Due to proximity to the wealth and employment center of Greater University Circle, residents of adjacent communities of color — such as Wards 6, 7, 9 and East Cleveland — are justifiably concerned about the possibility of displacement if property values and rental costs rise as their communities continue to develop. Tales of gentrification running amok in less affluent neighborhoods San Francisco, Washington DC and parts of Harlem (just to name a few) understandably stokes fears, and some unscrupulous politicians fan those fears until they turn into raging flames of distrust.
But renewing parts of older neighborhoods and attracting an influx of new, more affluent residents doesn’t have to be a zero sum game, one in which current residents lose while newer residents win. If neighborhood development is done right everyone can win.
Nonetheless the apprehension of folks of color in these neighborhoods is understandable, particularly in light of an article entitled “The Race Based Mortgage Penalty” that recently appeared in the New York Times. The article stated that “minority communities that were targets for predatory home loans before the recession have become vulnerable yet again to mortgage discrimination. This time, many banks are simply writing off communities of color and denying them loans at all.”
The alarming piece went on to detail how persons of color, even those in high income categories and in possession of good credit scores, still could not escape discrimination in many cities across the nation.
However, a program called Greater Circle Living is making efforts to level the playing field by offering financial incentives to employees of nonprofits in its footprint to either purchase, rent or upgrade their current homes, which can be located in a number of surrounding neighborhoods. Next there has to be more willingness on the part of all parties to create more housing options for low- income and even permanent supportive housing for previously homeless individuals.
To accomplish this, in order for everyone to win, all sides party to negotiations over the direction development should take in these communities have to bring experienced, trustworthy people of high integrity to the table. The problem we previously had here in Ward 7 (where I live) is that our political leaders, going back to our beloved Fannie Lewis, failed to engage the services of qualified individuals to represent the interests of the ward when deep-pocketed developers would come calling.
And because they felt they were out of their depth (and they were) they felt they could simply slam the door on the future.
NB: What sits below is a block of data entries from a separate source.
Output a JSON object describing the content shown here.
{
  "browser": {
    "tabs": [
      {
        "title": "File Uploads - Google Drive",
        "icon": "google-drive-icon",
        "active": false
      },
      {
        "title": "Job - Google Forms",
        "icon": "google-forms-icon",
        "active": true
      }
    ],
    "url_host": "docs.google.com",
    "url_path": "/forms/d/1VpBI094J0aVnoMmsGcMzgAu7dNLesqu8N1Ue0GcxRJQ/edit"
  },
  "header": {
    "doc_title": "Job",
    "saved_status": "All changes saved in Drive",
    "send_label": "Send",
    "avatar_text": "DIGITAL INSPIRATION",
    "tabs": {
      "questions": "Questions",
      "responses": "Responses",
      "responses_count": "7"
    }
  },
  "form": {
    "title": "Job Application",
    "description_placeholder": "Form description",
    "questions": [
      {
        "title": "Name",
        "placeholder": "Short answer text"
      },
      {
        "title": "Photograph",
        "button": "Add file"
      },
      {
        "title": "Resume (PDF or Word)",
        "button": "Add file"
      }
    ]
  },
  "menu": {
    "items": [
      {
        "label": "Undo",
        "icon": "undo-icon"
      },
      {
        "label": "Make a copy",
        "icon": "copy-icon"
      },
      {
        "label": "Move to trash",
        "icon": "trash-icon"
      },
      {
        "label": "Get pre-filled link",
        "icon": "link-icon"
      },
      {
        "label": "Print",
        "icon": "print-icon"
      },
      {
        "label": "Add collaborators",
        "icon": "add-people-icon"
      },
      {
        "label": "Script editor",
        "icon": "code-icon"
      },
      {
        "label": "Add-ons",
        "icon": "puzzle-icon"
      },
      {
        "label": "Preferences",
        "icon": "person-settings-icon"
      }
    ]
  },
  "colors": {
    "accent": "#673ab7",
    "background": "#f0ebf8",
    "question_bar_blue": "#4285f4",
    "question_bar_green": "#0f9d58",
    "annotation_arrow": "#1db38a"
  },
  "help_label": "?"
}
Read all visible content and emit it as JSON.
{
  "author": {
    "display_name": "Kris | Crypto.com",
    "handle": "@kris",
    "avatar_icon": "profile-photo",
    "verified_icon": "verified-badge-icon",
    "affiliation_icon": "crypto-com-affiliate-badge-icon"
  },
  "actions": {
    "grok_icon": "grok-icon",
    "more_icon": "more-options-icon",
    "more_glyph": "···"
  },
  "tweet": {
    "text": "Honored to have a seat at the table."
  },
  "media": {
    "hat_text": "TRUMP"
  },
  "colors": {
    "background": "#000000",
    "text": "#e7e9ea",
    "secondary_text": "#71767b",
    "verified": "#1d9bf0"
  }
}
But they were totally wrong. The future will kick the door in. Rather than run scared and constantly shout “Gentrification! Gentrification!” as if the word is synonymous with some terrifying monster bogeyman, we need to be represented by professionals that can broker fair deals for ward residents and assure diversity throughout the ward. But of course the devil is always in the details.
I know how much I don’t know, and I hope and pray that others in the ward are of the same mindset. We need skilled and experienced negotiators at the table since they know how to get the best deal for residents of Ward 7.
From CoolCleveland correspondent Mansfield B. Frazier mansfieldfATgmail.com. Frazier’s From Behind The Wall: Commentary on Crime, Punishment, Race and the Underclass by a Prison Inmate is available in hardback. Snag your copy and have it signed by the author at http://NeighborhoodSolutionsInc.